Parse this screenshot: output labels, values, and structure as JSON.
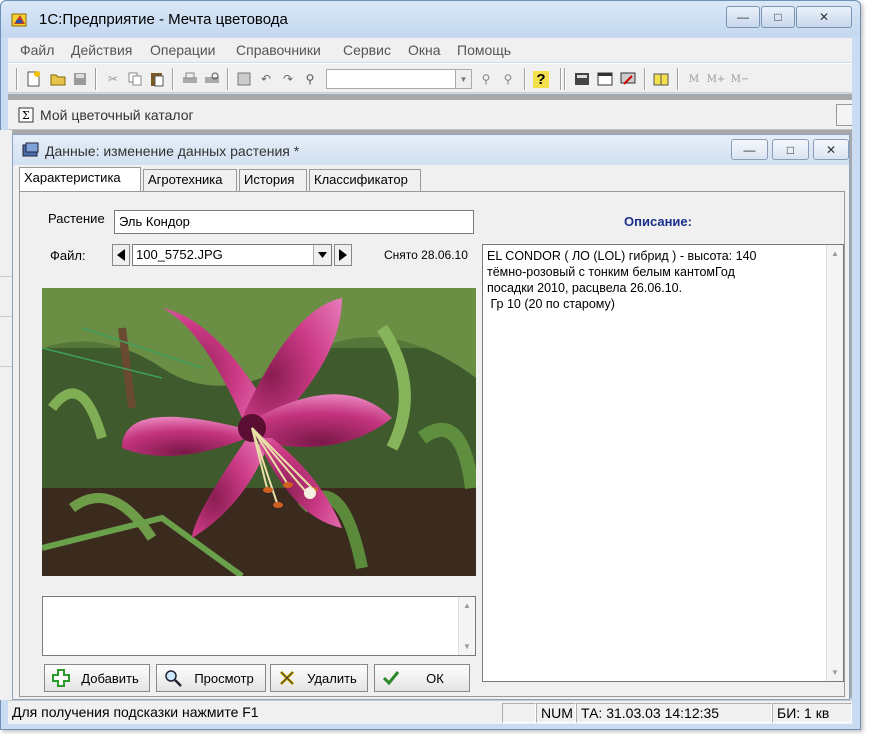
{
  "app": {
    "title": "1С:Предприятие - Мечта цветовода",
    "caption_buttons": {
      "minimize": "—",
      "maximize": "□",
      "close": "✕"
    }
  },
  "menu": [
    "Файл",
    "Действия",
    "Операции",
    "Справочники",
    "Сервис",
    "Окна",
    "Помощь"
  ],
  "toolbar": {
    "combo_value": "",
    "memory_buttons": [
      "M",
      "M+",
      "M−"
    ]
  },
  "catalog_window": {
    "title": "Мой цветочный каталог"
  },
  "form": {
    "title": "Данные: изменение данных растения *",
    "tabs": [
      "Характеристика",
      "Агротехника",
      "История",
      "Классификатор"
    ],
    "active_tab": 0,
    "plant_label": "Растение",
    "plant_value": "Эль Кондор",
    "file_label": "Файл:",
    "file_value": "100_5752.JPG",
    "taken_label": "Снято 28.06.10",
    "description_label": "Описание:",
    "description_lines": [
      "EL CONDOR ( ЛО (LOL) гибрид ) - высота: 140",
      "тёмно-розовый с тонким белым кантомГод",
      "посадки   2010,  расцвела 26.06.10.",
      " Гр 10 (20 по старому)"
    ],
    "buttons": {
      "add": "Добавить",
      "view": "Просмотр",
      "delete": "Удалить",
      "ok": "ОК"
    }
  },
  "status": {
    "hint": "Для получения подсказки нажмите F1",
    "num": "NUM",
    "ta": "ТА: 31.03.03  14:12:35",
    "bi": "БИ: 1 кв"
  },
  "colors": {
    "title_gradient": "#c3d7ef",
    "description_label": "#1a2f8a",
    "window_bg": "#f0f0f0"
  }
}
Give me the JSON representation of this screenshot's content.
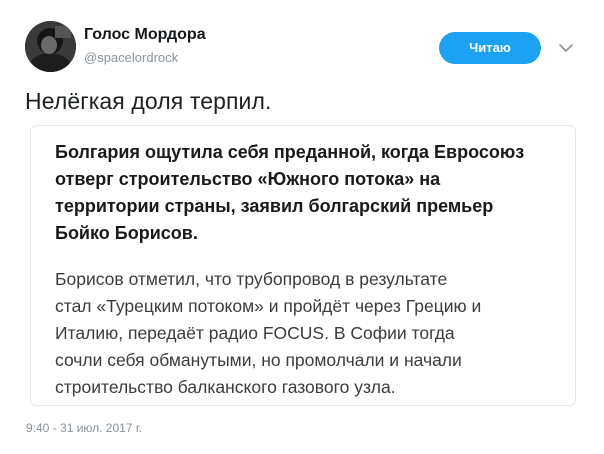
{
  "author": {
    "name": "Голос Мордора",
    "handle": "@spacelordrock"
  },
  "follow_button": {
    "label": "Читаю",
    "color": "#1da1f2"
  },
  "menu_icon": "chevron-down-icon",
  "tweet": {
    "text": "Нелёгкая доля терпил."
  },
  "quote": {
    "headline_lines": [
      "Болгария ощутила себя преданной, когда Евросоюз",
      "отверг строительство «Южного потока» на",
      "территории страны, заявил болгарский премьер",
      "Бойко Борисов."
    ],
    "body_lines": [
      "Борисов отметил, что трубопровод в результате",
      "стал «Турецким потоком» и пройдёт через Грецию и",
      "Италию, передаёт радио FOCUS. В Софии тогда",
      "сочли себя обманутыми, но промолчали и начали",
      "строительство балканского газового узла."
    ]
  },
  "timestamp": "9:40 - 31 июл. 2017 г."
}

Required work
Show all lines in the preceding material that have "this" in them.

Result of the task
Parse this screenshot: output labels, values, and structure as JSON.
Give me the JSON representation of this screenshot's content.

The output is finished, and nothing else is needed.